Actually, in the case of the Malloys, things are never as they seem. So, when Wayne shows up at a high-school reunion in the opening scene of The Riches, you soon realize he is up to no good.

The Riches is a difficult series to sum up. Just know that it’s dramatic. It’s dark. It’s deliciously good. And you should watch it.

As the opening episode progresses, there are some twists of fate that befall the Malloys. For starters, Dahlia has been in the slammer and is just getting out. She also has a nasty little crack habit, which doesn’t help. 

After a violent run-in on the road with members of Dahlia’s extended family, the Malloys narrowly escape a car crash with a couple named Doug and Cherie Rich – who, as it turns out, are moving to a new house they’ve bought in Louisiana. 

The Riches never make it because they die in the crash.

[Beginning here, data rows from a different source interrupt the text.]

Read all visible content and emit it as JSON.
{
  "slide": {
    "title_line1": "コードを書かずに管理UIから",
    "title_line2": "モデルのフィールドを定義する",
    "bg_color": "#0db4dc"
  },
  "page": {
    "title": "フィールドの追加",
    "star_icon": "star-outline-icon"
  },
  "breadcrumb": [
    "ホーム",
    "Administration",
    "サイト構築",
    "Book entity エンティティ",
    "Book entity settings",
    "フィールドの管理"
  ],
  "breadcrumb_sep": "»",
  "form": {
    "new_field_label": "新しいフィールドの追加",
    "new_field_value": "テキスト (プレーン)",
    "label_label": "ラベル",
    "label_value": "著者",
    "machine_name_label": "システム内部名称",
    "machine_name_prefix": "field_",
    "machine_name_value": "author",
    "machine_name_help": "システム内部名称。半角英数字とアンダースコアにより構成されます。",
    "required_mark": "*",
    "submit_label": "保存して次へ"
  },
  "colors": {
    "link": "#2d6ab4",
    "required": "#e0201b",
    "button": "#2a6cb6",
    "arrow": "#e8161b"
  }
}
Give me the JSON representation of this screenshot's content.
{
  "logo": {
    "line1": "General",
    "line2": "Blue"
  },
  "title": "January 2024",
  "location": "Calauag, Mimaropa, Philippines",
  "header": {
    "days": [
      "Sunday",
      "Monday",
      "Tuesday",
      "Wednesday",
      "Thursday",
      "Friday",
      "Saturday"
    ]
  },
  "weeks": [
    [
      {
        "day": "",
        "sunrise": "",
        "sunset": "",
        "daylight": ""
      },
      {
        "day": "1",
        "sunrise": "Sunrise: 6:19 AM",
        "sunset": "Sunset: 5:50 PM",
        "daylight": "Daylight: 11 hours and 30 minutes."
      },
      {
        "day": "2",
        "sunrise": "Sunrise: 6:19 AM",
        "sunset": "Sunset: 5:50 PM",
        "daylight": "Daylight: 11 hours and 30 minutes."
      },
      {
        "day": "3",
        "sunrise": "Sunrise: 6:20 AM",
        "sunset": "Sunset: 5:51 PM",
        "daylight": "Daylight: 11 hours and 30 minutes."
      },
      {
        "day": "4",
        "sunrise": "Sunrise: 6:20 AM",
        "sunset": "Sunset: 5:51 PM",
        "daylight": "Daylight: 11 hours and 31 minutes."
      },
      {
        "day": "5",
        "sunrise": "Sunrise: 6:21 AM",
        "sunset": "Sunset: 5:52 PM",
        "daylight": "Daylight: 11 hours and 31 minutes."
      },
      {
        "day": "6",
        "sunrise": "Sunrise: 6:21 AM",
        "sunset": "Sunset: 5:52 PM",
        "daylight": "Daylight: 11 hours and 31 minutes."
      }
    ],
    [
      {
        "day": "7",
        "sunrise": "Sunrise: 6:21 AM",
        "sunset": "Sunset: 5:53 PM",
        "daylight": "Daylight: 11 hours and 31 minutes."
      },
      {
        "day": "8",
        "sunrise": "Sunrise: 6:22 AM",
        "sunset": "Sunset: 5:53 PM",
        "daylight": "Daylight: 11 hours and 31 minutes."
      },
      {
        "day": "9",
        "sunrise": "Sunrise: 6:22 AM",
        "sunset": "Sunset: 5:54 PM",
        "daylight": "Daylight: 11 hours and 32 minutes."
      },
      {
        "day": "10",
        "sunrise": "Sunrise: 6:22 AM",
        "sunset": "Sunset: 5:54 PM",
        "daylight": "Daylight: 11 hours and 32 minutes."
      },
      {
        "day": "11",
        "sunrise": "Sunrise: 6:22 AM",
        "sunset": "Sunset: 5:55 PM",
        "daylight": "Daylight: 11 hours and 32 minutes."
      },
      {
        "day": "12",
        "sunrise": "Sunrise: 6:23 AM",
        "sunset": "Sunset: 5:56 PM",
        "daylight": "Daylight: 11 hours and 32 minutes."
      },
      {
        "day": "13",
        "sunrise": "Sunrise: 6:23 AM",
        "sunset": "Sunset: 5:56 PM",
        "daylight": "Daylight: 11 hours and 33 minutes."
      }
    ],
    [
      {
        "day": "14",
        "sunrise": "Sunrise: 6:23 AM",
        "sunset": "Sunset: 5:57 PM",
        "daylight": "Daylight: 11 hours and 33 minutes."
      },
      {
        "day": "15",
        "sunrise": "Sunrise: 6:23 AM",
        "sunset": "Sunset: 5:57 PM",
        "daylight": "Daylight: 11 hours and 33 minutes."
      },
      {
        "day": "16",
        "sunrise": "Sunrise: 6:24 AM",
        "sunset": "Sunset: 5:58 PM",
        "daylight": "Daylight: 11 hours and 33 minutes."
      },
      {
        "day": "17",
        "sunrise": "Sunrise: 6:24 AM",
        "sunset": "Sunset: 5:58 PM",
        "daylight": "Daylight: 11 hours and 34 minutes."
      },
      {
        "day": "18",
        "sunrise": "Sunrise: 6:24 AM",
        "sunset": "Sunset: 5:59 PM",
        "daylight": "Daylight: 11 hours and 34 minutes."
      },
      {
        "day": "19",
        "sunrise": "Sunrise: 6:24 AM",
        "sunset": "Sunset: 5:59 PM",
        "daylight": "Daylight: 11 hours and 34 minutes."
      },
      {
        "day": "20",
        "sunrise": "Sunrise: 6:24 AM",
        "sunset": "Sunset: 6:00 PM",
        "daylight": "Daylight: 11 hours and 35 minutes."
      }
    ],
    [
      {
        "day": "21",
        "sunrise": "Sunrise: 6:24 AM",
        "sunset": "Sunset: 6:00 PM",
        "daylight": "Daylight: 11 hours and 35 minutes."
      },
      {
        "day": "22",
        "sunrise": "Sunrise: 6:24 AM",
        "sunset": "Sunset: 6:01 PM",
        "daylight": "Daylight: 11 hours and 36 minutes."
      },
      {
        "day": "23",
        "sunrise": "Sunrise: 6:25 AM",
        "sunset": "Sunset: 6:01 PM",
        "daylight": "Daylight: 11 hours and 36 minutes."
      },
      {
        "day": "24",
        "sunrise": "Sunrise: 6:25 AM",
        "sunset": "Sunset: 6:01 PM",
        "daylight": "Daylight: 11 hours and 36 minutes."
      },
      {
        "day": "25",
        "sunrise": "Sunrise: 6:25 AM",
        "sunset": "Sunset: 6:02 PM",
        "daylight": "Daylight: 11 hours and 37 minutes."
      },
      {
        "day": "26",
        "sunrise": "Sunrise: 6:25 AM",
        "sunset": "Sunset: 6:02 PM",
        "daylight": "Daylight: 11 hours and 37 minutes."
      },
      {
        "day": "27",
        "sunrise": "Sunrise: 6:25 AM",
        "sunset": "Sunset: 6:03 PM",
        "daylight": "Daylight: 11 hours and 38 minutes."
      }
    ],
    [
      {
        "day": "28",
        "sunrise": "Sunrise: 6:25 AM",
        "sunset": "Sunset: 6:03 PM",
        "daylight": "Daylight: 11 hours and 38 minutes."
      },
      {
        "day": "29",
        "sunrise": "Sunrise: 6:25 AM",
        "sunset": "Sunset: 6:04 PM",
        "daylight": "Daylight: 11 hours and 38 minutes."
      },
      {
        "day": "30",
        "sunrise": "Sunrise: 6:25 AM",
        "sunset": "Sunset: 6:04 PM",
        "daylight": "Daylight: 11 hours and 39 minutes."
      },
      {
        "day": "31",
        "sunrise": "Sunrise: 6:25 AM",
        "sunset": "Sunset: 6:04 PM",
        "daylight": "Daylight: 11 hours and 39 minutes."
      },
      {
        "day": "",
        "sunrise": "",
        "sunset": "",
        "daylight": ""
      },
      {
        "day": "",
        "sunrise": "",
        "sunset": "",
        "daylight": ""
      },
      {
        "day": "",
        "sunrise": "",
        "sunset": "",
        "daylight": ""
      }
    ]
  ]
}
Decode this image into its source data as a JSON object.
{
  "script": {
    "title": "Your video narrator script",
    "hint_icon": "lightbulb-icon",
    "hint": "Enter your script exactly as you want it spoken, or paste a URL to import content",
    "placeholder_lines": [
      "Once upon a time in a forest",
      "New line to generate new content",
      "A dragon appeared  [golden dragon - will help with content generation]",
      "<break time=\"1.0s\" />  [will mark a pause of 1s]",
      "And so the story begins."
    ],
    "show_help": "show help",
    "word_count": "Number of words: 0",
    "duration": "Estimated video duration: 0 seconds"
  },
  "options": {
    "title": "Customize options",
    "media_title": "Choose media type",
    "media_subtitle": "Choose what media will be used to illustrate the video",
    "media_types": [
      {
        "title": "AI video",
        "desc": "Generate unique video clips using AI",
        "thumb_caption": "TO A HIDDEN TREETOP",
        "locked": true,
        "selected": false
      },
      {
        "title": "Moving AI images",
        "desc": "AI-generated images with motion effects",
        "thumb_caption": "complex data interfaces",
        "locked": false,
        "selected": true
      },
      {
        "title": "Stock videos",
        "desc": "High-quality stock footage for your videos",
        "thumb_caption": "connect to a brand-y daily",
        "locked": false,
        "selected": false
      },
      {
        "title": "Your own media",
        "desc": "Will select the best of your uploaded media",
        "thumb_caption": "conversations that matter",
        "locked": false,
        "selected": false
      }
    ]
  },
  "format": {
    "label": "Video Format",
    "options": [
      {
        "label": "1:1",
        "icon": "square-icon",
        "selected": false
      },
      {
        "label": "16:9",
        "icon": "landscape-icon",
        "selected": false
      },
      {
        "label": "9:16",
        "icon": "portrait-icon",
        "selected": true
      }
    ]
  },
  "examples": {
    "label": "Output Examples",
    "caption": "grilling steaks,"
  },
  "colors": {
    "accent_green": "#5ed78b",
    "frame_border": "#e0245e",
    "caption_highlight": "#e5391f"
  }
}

So, the Malloys do what they do best. They rob the bodies of their belongings. They assume Doug and Cherie’s identities. And they try to escape their past and pursue a new American dream.

The Riches is the creative brainchild of Dmitry Lipkin, a Russian-born playwright who first pitched his idea a few years ago.

“I wanted to write a show about a family who pretends to be someone they’re not,” Lipkin recalled during a press conference in Los Angeles. “I always felt that’s sort of what I was doing in my own life.” 

Immigrating to the United States when he was 10, Lipkin’s family settled in Louisiana. His upbringing in the swampy South made him want to “capture that oddness and that kind of outside perspective on America.”

According to Lipkin, there are 20,000 to 30,000 known “travellers” in the U.S. Their existence intrigues him.

“It’s just a fascinating idea,” he says. “In a time where everybody’s ‘on the grid,’ these guys are off the grid completely.” 

The opening episode of The Riches does a good job of exploring the subculture of “travellers” and their sense of morality, while future episodes delve into the culture clash that arises between the Malloys – er, make that the Riches – and their unsuspecting neighbours.

“We know this exists,” Izzard says. “For year after year, you can be next door to someone, and you don’t know what’s going on with them.

“So, check your next-door neighbours.”